* EXERCISE *
Please go through the records below and return every line holding the word "программу".

Records from a collection:
Content starts

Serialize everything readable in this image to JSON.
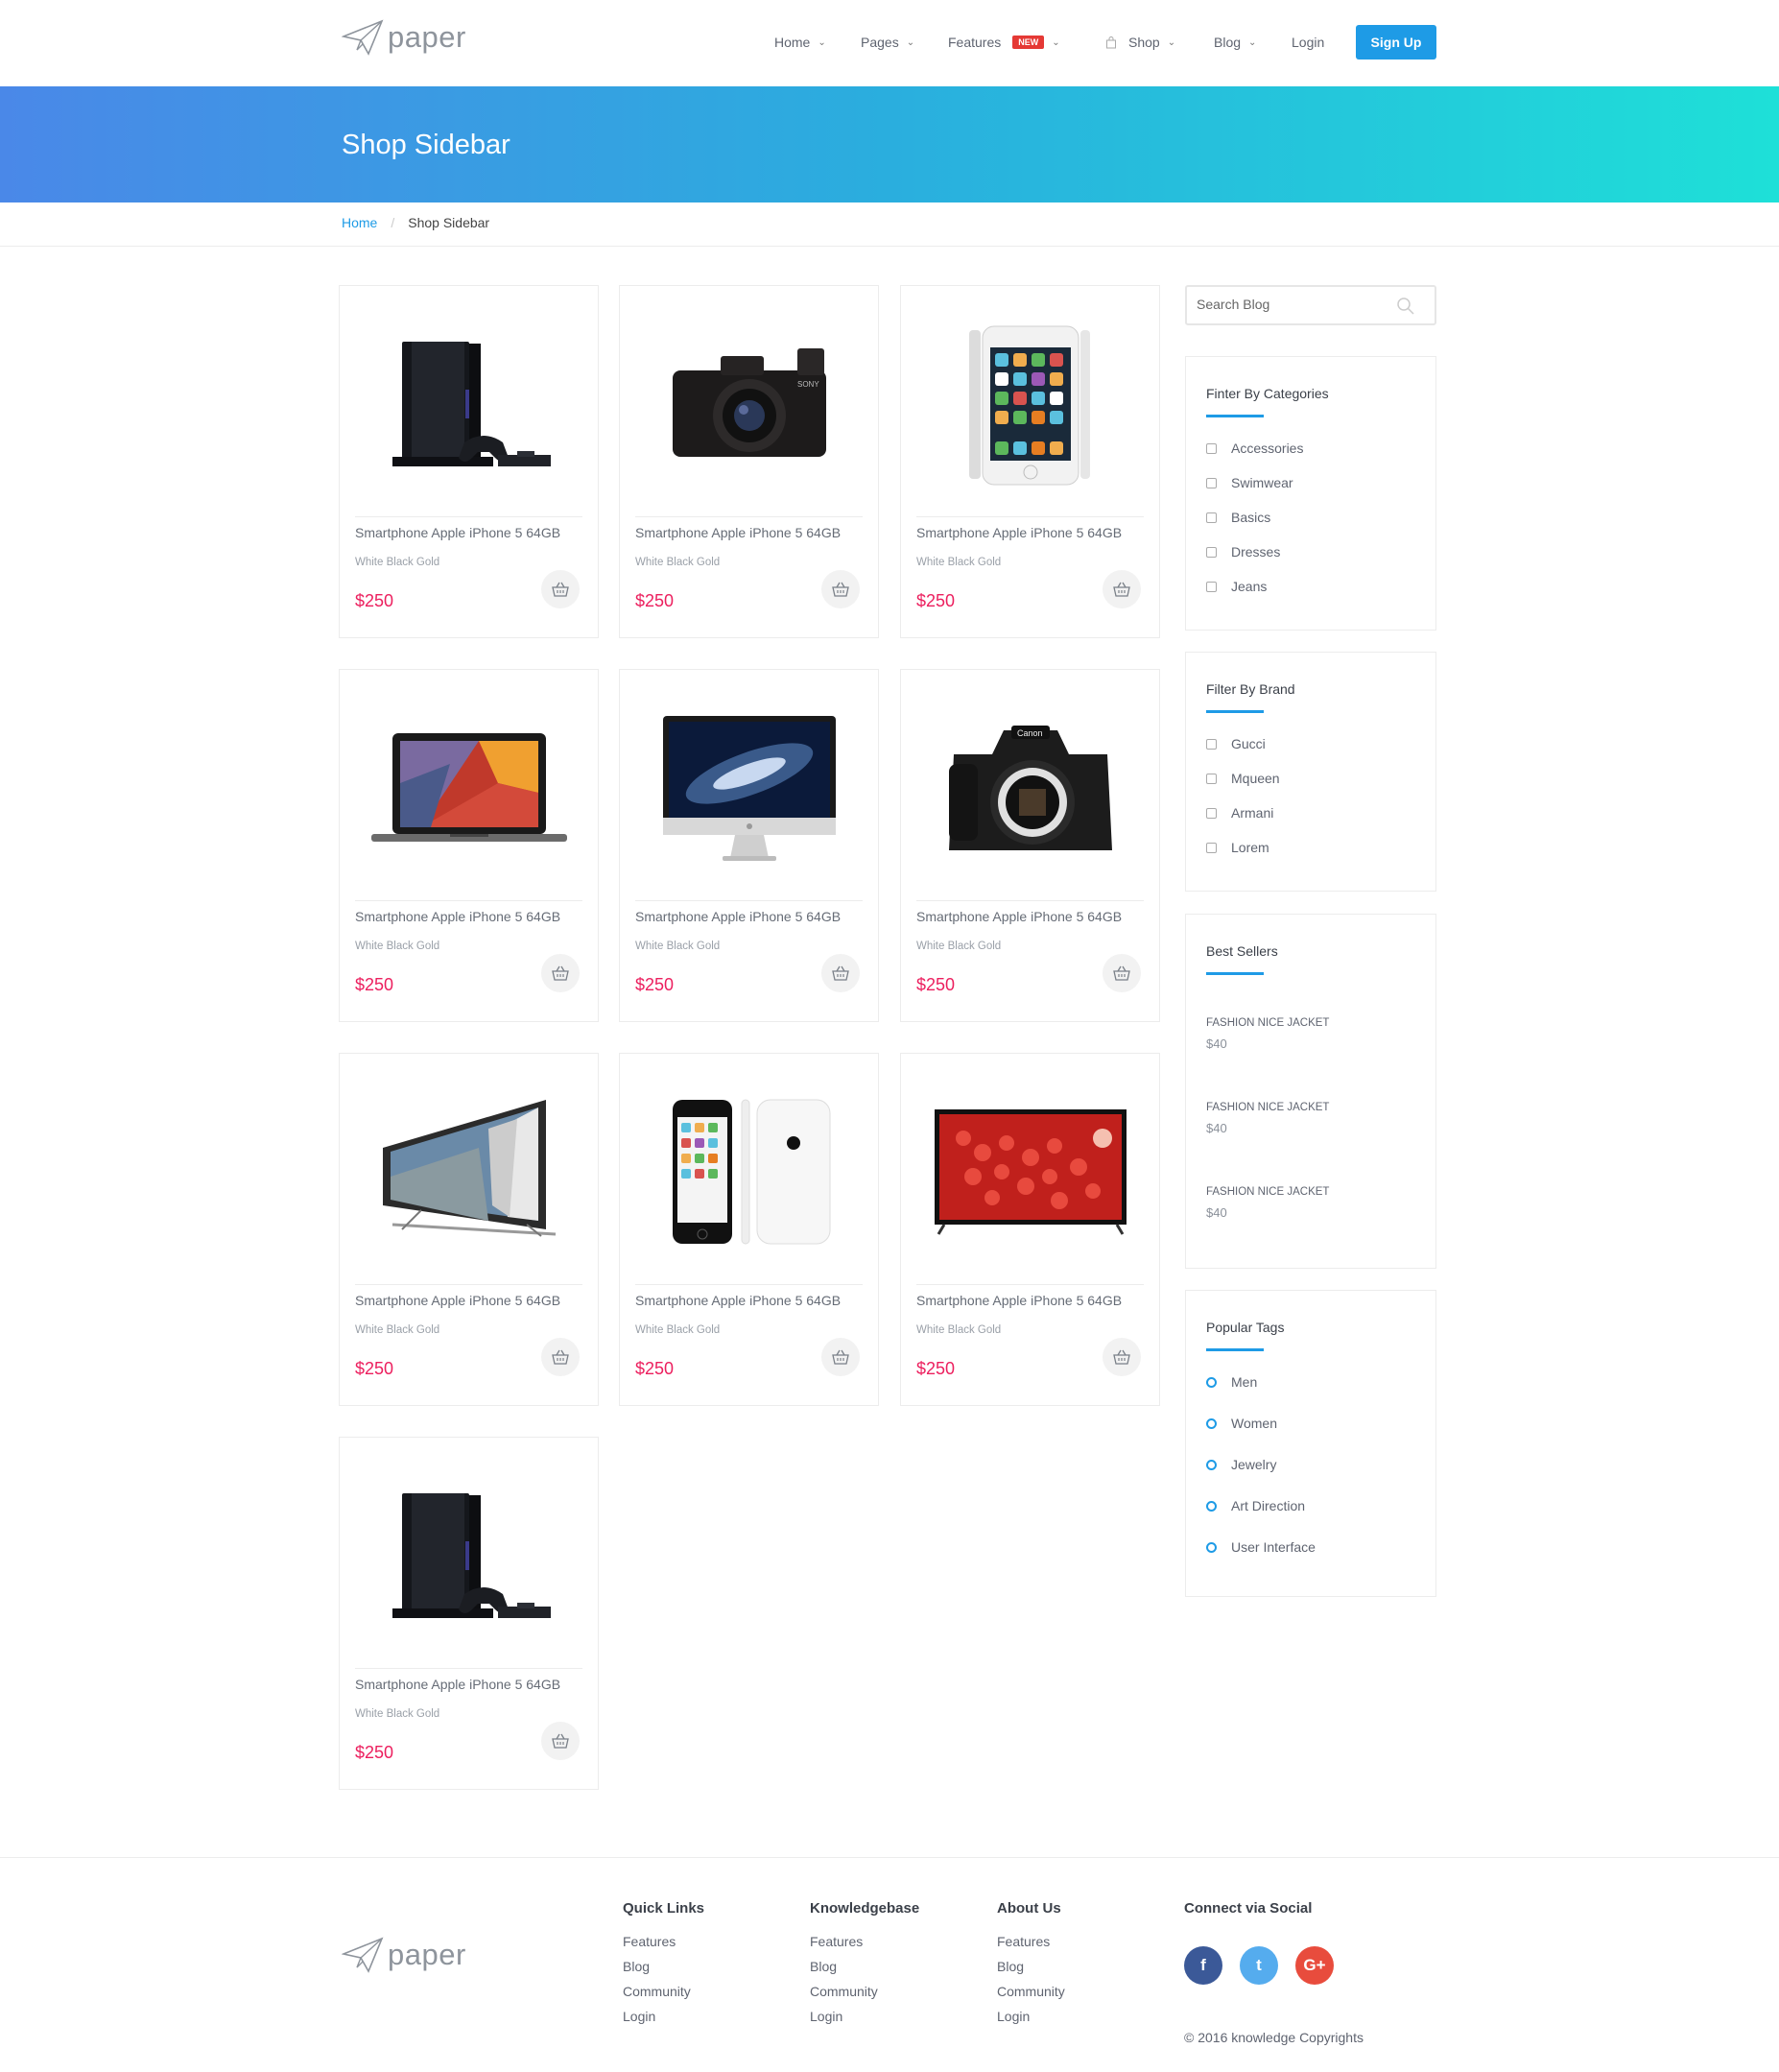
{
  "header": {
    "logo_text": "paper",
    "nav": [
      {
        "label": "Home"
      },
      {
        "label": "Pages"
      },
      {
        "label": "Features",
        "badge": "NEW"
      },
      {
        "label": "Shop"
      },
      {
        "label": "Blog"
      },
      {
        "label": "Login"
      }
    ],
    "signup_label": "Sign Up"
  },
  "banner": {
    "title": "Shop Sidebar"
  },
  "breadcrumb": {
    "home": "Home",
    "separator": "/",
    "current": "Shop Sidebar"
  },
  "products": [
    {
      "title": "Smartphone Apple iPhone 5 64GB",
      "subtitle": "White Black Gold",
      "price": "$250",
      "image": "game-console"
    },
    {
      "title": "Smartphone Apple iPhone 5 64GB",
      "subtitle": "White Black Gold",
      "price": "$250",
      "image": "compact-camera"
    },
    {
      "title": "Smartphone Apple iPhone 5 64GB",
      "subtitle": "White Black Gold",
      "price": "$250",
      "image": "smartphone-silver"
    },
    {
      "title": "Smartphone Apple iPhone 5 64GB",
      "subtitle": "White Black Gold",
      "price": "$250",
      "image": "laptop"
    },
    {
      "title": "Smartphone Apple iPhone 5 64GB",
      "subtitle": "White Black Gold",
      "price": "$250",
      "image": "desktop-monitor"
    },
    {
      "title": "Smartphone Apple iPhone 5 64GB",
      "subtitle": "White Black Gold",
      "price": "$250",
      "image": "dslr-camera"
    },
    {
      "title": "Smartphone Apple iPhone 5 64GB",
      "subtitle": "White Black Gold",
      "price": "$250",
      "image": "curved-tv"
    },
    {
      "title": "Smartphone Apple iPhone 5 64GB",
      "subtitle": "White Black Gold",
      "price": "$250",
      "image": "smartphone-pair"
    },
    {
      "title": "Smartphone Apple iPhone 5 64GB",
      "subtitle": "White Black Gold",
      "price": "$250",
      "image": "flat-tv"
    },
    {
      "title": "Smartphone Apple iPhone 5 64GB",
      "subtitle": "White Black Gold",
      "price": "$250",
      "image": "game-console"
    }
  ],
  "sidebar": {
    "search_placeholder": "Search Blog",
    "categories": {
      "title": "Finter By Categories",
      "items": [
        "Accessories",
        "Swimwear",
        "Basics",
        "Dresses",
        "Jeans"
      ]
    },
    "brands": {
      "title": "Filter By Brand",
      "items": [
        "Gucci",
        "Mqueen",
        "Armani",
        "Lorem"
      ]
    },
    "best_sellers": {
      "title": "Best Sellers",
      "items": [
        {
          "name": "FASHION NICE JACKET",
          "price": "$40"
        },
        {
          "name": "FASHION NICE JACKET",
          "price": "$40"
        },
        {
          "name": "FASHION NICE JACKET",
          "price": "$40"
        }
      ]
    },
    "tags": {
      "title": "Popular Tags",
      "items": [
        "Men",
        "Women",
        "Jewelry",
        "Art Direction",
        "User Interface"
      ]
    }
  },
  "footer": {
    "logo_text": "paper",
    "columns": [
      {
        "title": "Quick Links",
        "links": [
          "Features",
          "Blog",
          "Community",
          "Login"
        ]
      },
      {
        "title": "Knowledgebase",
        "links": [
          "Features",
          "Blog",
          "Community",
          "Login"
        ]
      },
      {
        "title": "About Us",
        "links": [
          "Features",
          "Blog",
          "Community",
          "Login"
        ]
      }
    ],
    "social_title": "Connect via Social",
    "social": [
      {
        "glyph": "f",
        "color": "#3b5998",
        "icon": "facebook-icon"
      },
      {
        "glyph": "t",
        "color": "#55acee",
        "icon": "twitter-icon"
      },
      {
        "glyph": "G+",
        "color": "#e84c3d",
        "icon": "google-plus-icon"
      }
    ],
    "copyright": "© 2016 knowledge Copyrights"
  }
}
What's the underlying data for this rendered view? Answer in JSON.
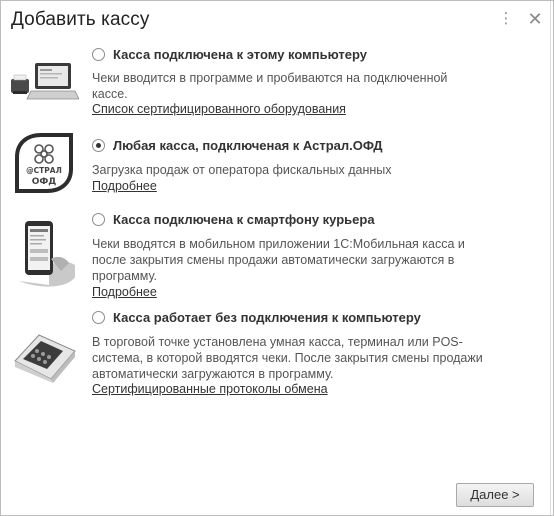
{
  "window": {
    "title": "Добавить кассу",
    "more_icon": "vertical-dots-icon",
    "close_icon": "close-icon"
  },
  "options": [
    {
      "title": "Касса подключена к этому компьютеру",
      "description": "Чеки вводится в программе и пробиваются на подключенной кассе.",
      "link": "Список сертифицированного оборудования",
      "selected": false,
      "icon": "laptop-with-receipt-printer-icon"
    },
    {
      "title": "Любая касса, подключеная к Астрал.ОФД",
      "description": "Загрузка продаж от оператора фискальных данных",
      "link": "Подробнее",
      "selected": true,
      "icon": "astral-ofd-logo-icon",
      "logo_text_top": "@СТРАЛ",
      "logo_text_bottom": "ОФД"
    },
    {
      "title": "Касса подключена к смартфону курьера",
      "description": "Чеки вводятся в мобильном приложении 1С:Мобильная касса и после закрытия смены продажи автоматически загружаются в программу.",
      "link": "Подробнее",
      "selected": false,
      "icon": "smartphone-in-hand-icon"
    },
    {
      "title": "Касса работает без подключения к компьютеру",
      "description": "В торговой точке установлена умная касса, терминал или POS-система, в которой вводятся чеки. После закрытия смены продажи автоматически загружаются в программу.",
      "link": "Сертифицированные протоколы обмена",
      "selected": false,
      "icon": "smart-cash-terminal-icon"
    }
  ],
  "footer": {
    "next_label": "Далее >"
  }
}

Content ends

* YOUR RESPONSE *
      "description": "Чеки вводятся в мобильном приложении 1С:Мобильная касса и после закрытия смены продажи автоматически загружаются в программу.",
      "description": "В торговой точке установлена умная касса, терминал или POS-система, в которой вводятся чеки. После закрытия смены продажи автоматически загружаются в программу.",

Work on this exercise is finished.